In Begehren (Desire), after texts by Cesare Pavese, Günter Eich, Ovid and Virgil, a dramatic moment appears almost to have been frozen in time: the moment when the protagonist turns round to look at his companion and loses her for ever. ‘He’ and ‘She’ –these are the names of the figures in this great piece of musical theatre – can easily be identified as the shades of Orpheus and Eurydice, lost in time, their cries no longer reaching one another. In Furrer’s cosmos, ancient myths merge with individuals from modern literature caught up in their own obsessions. This is also the case in Invocation, an opera after Marguerite Duras, Ovid and Pavese, which focuses on madness and ecstasy, or in the musical theatre Wüstenbuch (Book of the Desert), which speaks of death and transcendence using texts by Ingeborg Bachmann, Händl Klaus, Antonio Machado, Lucretius and an ancient Egyptian papyrus palimpsest.

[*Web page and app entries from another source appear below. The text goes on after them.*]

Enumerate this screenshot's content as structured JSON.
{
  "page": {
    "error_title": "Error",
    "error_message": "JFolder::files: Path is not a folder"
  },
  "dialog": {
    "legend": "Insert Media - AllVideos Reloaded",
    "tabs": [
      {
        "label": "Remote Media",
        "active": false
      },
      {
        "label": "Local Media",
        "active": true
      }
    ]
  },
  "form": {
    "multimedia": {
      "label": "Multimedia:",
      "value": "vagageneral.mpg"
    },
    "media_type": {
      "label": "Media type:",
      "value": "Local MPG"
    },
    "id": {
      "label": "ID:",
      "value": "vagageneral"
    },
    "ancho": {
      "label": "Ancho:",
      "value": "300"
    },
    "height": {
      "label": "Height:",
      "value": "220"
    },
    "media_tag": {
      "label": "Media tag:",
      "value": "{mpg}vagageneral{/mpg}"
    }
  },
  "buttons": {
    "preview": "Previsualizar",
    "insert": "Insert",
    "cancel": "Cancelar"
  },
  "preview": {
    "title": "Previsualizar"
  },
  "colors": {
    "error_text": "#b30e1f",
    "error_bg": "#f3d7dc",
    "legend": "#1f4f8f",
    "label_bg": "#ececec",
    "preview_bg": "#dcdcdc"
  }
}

In Furrer’s work, fading tones can be perceived in ever different ways, and his tonal transgressions become an allegory of human existence.